Agra: Before Donald Trump’s visit, Mumtaz Mahal and Shahjahan receive mud packs at their final resting place for the first time in 368 years | Agra News
Since the two were buried here 368 years ago (Mumtaz Mahal in 1631 and Shahjahan in 1666), this would be the first time that the replicas of their graves are being treated to look clean. The royal tombs of the royal couple, which must be austere than their false copies of marble, are located in a chamber below the crypt that contains them.

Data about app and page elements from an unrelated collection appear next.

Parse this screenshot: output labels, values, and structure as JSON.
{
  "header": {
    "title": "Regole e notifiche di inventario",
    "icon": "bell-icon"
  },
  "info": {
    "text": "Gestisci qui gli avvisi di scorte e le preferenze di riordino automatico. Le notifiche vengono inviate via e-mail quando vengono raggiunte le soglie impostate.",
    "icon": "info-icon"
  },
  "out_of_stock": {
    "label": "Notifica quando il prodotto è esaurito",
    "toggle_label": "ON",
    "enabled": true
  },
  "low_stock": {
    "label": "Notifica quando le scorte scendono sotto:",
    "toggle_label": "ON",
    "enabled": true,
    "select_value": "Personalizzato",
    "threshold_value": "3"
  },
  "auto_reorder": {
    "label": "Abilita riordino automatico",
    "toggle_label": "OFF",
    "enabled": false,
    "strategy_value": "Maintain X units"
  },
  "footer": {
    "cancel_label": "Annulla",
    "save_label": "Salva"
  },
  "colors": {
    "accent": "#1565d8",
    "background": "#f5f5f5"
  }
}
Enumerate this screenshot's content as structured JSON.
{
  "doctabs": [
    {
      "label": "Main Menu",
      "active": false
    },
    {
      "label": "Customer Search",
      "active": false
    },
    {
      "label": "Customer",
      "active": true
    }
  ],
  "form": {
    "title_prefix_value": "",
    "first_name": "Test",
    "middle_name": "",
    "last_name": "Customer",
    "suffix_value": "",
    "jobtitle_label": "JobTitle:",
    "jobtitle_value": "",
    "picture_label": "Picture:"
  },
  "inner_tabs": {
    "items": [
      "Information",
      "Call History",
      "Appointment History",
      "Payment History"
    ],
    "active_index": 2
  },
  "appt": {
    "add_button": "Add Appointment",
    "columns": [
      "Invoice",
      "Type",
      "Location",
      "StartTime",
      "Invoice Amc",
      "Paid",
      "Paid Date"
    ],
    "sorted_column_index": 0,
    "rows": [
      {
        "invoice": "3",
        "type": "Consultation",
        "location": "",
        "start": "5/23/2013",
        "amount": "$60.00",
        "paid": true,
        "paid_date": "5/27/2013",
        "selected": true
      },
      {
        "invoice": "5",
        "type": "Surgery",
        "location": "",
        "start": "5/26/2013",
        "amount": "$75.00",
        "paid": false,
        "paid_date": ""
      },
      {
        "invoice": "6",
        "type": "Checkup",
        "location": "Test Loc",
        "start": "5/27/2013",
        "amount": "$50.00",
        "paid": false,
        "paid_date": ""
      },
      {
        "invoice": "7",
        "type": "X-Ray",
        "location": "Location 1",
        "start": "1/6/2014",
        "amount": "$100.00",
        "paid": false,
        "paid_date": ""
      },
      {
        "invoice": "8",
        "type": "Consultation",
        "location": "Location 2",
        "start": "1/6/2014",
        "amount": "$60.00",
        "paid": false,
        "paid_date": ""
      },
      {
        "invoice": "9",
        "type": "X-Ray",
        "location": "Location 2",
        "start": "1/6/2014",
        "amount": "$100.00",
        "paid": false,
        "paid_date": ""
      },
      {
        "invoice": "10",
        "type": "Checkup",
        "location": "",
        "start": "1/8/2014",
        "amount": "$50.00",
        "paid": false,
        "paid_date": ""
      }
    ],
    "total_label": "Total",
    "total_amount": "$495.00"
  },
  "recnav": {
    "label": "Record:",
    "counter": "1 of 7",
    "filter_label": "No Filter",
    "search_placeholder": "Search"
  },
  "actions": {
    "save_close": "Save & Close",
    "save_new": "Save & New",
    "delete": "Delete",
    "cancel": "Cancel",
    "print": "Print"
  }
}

True tombs open only for three days in a year for devotees who come to offer prayers during the Shahjahan Urs. The 22-step staircase that leads to the royal tombs is narrow and no visiting foreign dignitary in the past expressed a desire to see the royal tombs.
In confirming this, the superintendent archaeologist (scientific branch) of the Archaeological Survey of India (ASI), MK Bhatnagar, said that the mud treatment in the graves began last week and will end on Friday night.
The clay packet treatment is based on a traditional mixture that Indian women use to restore their natural glow to the face. “A thick layer of lime-rich clay is plastered on the affected part and allowed to dry,” an official said, adding that when dried, the scales are removed from the surface with a soft brush and washed with distilled water to Remove impurities. .
The huge bronze spider installed on the graves has also been cleaned with “tamarind water”. The red sandstone platform at the royal gate, the Chameli floor, the central tank and the sides of the fountain roads inside the monument are also being cleaned.
In addition, the ASI has also undertaken cleaning the monument to a large extent to remove dark stains on the walls and floors.
Previously, a joint study to analyze the factors behind the discoloration of Taj Mahal by the Indian Institute of Technology (IIT), Kanpur, ASI and the Georgia Institute of Technology (Atlanta) and the University of Wisconsin (Madison) based in USA UU. that air pollution is the real cause of damage to the monument. The study was published in the journal Environmental Science & Technology in December 2014. According to the recommendation of the Permanent Parliamentary Commission in 2015, the scientific branch has carried out a scientific cleaning by using clay packet therapy to all the main mausoleum of Taj Mahal, including the minarets.
The monument had received the mud treatment five times in the past. While the first mud treatment was carried out in 1994, the second and third were administered in 2001 and 2008. In May 2014 to get rid of decades of paan and gutkha stains left by visitors on the interior walls of the building of world heritage. . In February 2019, the four minarets and the north side of the Taj Mahal again received a new mud treatment.